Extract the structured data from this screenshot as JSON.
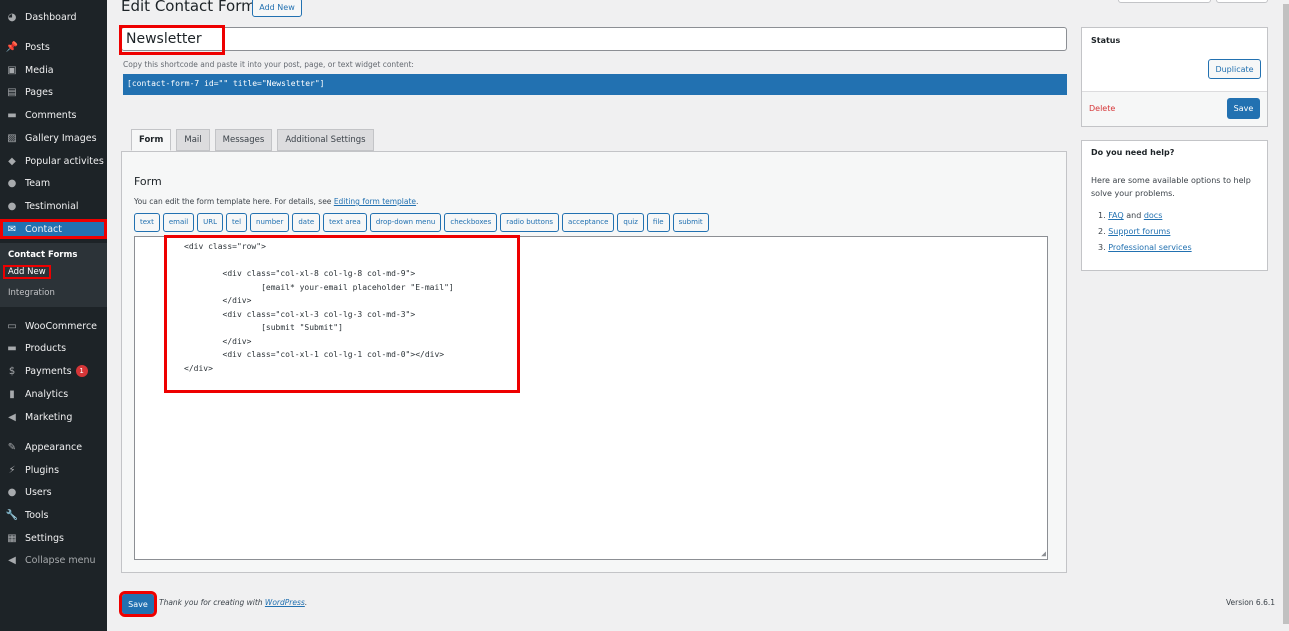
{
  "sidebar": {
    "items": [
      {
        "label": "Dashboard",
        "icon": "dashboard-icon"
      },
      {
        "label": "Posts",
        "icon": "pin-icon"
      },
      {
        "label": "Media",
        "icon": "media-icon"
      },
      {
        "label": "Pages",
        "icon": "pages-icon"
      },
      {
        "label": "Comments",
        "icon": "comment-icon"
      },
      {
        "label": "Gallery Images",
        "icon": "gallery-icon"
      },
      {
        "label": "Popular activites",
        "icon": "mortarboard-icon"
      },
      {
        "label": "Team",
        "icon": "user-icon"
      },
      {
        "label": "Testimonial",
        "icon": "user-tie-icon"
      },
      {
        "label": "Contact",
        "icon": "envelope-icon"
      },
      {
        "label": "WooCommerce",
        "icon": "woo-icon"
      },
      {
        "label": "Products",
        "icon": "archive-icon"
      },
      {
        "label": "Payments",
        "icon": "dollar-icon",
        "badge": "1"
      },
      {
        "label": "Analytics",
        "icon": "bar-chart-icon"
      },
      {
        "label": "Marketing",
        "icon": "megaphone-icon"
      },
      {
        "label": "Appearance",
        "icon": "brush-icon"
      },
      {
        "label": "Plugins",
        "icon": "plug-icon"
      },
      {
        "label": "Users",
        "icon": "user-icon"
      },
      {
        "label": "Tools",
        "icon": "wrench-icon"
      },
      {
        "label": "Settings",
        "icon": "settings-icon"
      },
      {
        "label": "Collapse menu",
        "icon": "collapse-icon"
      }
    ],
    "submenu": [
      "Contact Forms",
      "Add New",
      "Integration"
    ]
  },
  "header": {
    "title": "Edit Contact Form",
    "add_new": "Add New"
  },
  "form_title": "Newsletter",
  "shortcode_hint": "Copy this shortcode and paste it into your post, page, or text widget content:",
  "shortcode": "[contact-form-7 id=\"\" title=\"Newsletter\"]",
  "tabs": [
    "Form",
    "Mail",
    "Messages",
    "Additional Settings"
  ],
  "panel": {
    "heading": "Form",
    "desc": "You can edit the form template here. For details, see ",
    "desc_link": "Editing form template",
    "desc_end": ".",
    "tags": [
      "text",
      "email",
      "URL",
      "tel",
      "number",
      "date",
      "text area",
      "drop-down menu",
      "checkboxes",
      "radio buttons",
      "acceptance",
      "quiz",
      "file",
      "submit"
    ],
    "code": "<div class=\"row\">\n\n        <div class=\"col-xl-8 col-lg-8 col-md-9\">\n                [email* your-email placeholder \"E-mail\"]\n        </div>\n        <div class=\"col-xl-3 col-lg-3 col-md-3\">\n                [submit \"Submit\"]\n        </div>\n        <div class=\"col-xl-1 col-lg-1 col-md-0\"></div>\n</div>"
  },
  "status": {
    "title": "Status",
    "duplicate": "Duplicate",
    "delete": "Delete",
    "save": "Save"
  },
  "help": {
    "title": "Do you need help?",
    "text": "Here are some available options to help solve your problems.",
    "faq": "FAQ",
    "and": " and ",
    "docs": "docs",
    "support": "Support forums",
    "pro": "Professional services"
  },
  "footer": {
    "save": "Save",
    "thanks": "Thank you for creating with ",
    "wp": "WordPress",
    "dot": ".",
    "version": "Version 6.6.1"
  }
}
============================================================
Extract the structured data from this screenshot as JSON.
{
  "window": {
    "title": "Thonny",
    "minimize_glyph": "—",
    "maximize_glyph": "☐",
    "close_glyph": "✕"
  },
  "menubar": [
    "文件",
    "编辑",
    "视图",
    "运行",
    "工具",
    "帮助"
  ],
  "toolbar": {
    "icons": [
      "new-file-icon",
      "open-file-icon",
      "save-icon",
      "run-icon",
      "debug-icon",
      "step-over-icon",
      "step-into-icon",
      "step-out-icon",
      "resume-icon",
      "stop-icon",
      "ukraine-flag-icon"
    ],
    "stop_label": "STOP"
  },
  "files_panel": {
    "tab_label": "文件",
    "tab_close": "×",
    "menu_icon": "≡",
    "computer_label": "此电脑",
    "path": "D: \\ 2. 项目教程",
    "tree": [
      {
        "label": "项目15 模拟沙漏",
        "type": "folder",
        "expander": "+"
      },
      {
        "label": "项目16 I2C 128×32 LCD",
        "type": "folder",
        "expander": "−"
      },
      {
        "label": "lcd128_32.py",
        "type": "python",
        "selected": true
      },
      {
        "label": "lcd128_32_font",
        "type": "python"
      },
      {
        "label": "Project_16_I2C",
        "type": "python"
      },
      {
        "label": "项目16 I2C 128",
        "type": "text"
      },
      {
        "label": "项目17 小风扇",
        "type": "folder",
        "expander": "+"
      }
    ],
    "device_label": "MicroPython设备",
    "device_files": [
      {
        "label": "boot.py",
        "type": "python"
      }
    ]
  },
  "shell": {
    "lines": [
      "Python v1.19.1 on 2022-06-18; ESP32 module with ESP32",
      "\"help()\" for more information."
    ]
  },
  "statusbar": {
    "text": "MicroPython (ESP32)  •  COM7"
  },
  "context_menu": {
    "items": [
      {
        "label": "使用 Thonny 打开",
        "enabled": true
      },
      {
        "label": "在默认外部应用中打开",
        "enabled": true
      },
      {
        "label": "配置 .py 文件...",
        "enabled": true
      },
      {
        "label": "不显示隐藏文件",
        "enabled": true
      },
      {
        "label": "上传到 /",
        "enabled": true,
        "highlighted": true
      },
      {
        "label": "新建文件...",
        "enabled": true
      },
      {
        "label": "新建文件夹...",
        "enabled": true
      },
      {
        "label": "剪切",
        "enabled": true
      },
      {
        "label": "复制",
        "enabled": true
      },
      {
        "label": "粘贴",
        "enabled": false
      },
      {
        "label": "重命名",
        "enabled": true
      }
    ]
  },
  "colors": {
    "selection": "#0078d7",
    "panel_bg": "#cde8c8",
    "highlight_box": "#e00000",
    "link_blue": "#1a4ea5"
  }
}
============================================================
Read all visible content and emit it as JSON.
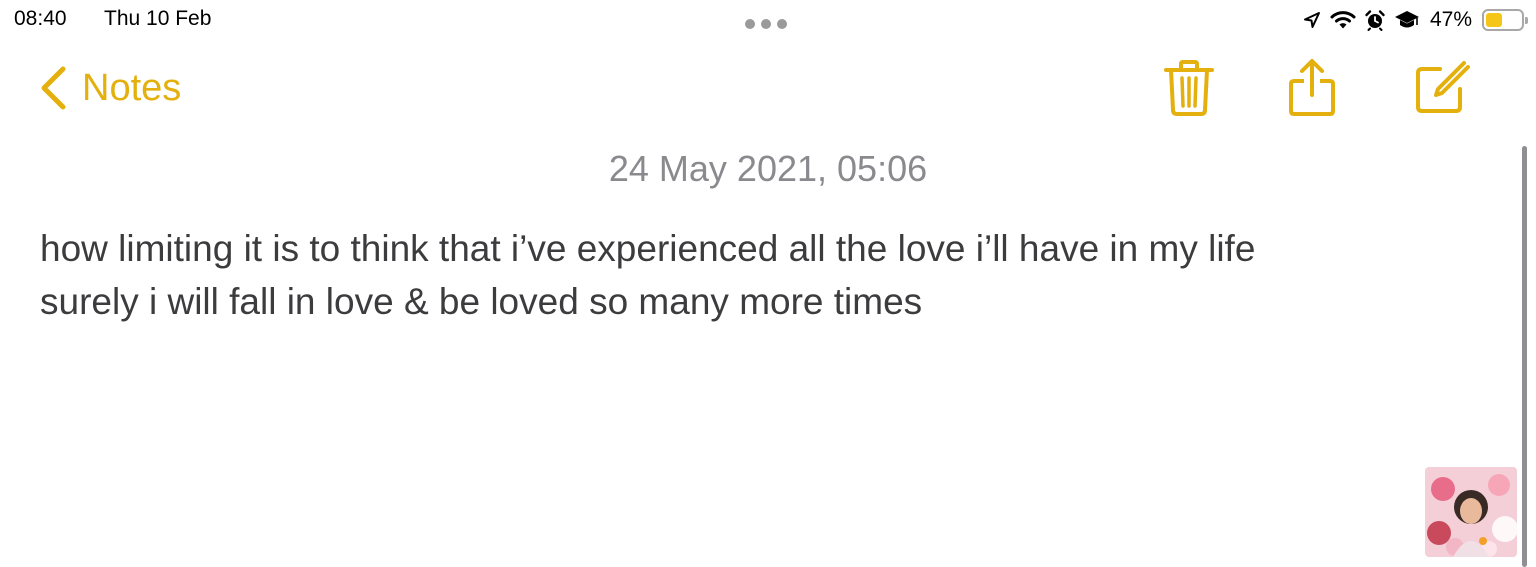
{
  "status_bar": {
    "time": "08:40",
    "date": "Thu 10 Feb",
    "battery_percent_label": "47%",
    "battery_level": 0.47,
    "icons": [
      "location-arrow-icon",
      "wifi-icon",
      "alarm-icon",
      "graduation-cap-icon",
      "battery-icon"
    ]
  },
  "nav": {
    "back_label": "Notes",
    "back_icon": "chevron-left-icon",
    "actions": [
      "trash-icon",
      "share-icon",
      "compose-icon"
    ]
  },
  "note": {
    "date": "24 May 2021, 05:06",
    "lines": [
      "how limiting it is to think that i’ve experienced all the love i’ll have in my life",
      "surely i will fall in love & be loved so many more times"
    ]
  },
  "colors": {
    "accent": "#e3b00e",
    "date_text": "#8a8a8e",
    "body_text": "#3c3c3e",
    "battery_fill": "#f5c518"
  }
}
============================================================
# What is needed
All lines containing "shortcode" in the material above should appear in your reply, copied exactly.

# Output
  "shortcode_hint": "Copy this shortcode and paste it into your post, page, or text widget content:",
  "shortcode": "[contact-form-7 id=\"\" title=\"Newsletter\"]",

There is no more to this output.